I built a PCB to solve a problem I'd been having. It appears to work, though I need to do some load testing later. Fortunately a while ago I picked up some load resistors, which I can throw at the board with my bench power supply and see what explodes. I'll be sure to do this outside and with appropriate PPE.

I've been thinking about ways to cut down on the size of the matrices
that I need for the world map, including doing some reading on sparse
matrices and how to represent those. One idea is to use a set of
3-tuples `[x, y, z]`. Could I add up all of these to generate a
"force" vector that pulls the robot in a specific direction? Imagine
this little map, where `r` is the robot and `+` is an obstacle:

+-3210123+ 2 1 +++++ 0 + r + -1 +++ -2

We have these points:

- (2, 1, 1)
- (1, 1, 1)
- (0, 1, 1)
- (1, 1, 1)
- (2, 1, 1)
- (0, -2, 1)
- (0, 2, 1)
- (-2, -1, 1)
- (-1, -1, 1)
- (0, -1, 1)

Ostensibly, the path vector should point towards (1, -1):

+-3210123+ 2 1 +++++ 0 + r + -1 +++@ -2

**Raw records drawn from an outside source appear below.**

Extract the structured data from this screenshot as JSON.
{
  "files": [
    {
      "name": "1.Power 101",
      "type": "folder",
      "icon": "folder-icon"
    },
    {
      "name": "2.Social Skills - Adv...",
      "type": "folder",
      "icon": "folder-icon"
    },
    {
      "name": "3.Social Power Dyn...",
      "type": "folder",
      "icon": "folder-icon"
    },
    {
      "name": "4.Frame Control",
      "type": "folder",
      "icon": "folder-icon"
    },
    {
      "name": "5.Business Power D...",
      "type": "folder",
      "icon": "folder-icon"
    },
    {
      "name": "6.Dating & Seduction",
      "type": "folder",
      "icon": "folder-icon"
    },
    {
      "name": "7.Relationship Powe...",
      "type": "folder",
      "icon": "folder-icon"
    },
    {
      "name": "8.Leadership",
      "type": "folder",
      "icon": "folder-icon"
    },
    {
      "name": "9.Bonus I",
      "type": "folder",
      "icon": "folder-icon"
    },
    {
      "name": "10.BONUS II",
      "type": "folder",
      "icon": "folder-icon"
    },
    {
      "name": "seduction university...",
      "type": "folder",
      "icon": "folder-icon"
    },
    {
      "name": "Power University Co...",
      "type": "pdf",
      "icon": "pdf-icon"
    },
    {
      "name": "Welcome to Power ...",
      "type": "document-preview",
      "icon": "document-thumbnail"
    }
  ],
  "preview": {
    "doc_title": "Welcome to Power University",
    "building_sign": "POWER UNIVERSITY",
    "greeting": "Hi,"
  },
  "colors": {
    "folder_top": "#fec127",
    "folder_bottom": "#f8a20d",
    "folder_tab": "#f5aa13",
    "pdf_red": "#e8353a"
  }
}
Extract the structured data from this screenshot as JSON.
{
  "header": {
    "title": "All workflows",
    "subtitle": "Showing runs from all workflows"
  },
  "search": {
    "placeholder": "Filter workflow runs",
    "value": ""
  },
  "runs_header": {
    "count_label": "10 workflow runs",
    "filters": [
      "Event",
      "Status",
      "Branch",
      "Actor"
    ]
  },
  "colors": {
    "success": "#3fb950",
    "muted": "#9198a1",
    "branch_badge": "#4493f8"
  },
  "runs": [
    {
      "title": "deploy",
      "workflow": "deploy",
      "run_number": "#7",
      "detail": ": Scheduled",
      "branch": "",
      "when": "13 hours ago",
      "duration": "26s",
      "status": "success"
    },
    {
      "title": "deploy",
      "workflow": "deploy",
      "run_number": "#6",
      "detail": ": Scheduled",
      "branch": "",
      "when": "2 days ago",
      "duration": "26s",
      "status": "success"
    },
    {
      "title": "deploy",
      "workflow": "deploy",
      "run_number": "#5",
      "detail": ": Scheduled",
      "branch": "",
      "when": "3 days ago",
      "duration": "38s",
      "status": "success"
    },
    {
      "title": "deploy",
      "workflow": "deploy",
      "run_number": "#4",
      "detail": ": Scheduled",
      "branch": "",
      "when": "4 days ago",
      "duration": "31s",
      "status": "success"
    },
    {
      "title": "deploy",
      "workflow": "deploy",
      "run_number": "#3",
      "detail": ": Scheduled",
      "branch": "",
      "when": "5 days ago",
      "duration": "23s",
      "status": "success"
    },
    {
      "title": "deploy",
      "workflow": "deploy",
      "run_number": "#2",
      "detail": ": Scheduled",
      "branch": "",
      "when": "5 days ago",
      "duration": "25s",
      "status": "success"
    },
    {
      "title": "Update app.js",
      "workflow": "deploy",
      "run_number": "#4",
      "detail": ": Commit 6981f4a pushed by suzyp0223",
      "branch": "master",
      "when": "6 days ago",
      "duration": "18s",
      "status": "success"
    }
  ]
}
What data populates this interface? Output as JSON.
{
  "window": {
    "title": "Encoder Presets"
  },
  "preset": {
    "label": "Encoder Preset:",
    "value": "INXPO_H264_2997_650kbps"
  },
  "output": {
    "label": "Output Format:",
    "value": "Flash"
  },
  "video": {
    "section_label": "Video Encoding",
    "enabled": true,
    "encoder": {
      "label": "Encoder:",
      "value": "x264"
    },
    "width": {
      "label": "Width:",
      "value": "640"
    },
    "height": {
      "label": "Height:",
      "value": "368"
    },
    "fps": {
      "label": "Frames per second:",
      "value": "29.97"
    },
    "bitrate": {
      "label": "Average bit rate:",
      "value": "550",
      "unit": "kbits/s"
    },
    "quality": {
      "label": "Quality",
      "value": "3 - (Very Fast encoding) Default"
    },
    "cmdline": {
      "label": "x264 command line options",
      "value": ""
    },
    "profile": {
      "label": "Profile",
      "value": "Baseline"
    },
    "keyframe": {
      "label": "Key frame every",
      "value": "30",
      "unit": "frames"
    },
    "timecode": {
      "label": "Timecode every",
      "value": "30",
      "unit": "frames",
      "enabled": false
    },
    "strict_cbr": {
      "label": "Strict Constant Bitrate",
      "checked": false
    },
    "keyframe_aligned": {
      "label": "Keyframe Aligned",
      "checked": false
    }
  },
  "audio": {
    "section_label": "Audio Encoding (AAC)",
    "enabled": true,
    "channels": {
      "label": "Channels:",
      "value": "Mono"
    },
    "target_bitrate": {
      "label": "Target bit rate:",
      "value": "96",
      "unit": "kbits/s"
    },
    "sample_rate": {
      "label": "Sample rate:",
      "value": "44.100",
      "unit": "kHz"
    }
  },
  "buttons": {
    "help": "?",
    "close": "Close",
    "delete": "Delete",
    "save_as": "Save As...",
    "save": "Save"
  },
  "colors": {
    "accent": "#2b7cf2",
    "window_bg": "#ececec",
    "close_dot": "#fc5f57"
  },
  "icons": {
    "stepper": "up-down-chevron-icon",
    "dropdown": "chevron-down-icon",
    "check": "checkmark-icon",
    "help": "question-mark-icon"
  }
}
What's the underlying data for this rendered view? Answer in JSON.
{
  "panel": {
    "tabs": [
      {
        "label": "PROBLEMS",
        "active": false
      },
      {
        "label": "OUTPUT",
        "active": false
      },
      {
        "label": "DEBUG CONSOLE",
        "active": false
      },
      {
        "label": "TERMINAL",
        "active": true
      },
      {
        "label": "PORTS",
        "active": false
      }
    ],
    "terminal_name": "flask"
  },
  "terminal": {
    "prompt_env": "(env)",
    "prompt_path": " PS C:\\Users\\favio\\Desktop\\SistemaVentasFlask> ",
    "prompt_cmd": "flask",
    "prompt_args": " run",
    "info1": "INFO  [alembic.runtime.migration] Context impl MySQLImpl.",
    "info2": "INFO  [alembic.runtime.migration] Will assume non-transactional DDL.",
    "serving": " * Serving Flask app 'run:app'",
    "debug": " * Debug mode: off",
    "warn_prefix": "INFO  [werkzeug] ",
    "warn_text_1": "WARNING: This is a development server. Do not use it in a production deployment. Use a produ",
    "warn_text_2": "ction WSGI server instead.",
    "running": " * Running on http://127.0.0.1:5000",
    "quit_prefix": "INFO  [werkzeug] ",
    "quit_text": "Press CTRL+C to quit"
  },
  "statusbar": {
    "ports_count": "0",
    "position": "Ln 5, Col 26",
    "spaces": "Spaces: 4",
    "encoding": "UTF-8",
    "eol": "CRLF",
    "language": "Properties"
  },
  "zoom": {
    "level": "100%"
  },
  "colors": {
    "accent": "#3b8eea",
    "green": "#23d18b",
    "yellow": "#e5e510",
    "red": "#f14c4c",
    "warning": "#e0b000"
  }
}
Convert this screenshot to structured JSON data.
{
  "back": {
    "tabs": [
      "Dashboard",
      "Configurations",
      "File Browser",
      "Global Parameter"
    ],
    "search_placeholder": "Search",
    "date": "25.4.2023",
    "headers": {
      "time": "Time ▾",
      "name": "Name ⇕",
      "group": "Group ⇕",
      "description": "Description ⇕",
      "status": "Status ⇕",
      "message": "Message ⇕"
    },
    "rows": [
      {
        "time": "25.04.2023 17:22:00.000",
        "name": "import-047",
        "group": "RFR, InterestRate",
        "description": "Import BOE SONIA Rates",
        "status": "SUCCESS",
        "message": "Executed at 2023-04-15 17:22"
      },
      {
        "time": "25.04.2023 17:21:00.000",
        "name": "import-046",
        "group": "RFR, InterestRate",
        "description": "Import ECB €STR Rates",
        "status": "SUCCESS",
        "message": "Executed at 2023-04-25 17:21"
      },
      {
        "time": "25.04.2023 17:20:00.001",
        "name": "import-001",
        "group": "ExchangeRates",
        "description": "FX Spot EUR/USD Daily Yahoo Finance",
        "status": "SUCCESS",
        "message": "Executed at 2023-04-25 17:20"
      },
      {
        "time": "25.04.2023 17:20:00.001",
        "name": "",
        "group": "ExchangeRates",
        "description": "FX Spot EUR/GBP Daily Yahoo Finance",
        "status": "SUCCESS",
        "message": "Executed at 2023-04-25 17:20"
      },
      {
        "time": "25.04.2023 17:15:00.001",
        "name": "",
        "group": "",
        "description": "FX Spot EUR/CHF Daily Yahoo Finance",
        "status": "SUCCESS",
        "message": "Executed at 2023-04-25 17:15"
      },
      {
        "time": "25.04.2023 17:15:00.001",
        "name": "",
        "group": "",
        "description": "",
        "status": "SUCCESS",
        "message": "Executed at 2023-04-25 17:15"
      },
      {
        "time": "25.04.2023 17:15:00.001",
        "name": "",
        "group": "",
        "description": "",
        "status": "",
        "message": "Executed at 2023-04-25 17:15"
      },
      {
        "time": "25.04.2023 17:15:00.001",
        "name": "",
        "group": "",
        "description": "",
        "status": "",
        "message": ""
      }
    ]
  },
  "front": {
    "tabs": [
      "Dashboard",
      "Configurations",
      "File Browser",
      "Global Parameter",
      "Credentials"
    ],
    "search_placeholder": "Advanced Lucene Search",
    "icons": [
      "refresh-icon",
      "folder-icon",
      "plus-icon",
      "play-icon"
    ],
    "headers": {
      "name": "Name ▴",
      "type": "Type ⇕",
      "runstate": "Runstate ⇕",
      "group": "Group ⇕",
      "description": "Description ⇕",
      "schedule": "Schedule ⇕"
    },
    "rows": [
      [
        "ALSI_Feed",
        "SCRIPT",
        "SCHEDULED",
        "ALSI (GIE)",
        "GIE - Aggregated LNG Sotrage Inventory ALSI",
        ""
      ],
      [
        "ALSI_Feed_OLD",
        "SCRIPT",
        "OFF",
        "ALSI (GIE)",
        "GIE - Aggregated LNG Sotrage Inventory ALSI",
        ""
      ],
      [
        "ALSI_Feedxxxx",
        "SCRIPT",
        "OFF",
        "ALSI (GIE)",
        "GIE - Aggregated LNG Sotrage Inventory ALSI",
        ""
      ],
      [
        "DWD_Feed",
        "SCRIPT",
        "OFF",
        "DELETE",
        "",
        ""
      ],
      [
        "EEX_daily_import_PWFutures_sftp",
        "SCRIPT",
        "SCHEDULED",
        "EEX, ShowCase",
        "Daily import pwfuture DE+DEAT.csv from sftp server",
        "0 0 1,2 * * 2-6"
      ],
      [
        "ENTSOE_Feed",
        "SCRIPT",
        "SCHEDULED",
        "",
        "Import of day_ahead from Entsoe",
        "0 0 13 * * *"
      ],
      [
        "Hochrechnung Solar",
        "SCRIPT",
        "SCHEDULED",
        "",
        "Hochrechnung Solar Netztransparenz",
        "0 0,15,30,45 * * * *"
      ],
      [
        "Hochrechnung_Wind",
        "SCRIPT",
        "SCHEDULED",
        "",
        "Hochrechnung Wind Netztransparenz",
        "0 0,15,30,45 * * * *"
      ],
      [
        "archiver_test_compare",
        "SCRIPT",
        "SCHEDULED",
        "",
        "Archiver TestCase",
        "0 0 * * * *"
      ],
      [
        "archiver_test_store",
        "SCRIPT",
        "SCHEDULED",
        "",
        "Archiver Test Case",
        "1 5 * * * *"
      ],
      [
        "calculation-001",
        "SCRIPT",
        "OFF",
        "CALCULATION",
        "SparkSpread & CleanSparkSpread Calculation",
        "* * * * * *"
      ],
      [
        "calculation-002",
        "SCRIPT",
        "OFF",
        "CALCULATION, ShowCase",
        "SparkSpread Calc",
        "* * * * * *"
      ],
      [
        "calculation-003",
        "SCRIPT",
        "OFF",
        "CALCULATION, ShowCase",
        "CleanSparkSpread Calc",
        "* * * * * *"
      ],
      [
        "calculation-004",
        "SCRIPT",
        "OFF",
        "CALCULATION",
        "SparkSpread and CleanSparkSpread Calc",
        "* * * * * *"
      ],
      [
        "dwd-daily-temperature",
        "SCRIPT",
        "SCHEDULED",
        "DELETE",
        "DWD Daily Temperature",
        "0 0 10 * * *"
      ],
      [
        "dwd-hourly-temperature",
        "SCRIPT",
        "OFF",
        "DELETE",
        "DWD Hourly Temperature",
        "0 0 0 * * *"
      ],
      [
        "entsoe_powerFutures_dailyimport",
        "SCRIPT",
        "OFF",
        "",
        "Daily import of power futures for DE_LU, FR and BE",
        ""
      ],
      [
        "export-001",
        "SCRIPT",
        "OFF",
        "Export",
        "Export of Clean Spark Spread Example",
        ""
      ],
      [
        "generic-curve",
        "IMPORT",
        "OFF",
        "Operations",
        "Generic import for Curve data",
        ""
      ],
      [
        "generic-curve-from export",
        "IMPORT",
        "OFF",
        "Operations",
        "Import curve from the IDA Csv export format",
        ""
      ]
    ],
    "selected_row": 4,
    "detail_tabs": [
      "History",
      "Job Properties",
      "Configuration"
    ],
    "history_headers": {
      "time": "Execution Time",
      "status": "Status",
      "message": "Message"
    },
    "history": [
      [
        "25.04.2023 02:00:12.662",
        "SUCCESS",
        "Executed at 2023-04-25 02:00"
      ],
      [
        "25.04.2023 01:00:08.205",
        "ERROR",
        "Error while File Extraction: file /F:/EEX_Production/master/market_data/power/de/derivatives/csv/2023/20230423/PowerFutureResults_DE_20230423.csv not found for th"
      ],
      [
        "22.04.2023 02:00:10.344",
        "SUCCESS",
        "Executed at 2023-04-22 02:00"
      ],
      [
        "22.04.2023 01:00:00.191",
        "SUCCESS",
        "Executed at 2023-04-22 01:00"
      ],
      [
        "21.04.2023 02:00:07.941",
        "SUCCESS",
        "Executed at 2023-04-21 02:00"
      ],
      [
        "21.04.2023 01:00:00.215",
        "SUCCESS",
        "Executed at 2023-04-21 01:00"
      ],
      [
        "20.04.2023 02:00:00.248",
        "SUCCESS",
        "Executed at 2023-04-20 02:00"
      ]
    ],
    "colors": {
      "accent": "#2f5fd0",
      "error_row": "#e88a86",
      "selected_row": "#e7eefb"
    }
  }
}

So, add these up and we get a vector pointing in the general direction of obstacles. Invert that (and do the appropriate rounding of floating point to integer indices), and maybe?

The resulting vector is [3, -2], which points to:

+-3210123+ 2 1 +++++ 0 + r + -1 +++ -2 @

If we turn it into a normal vector, e.g. v / |v|, we get [0.83, -0.55] - which, when rounded out, gives us 1, -1 (even if just barely!). So this seems right.

If the goal is just to ignore obstacles, this works - obstacles will emit a repelling force that pushes the robot away. There would need to be some attractor (like a nav target), and a way to scale the repelling force so that the nav target doesn't override the need to not crash into things (maybe the repellent force follows an inverse square law). I need to think more about this and generate some more examples. I'm not really sure how to apply the distance weighting yet, though I have some ideas.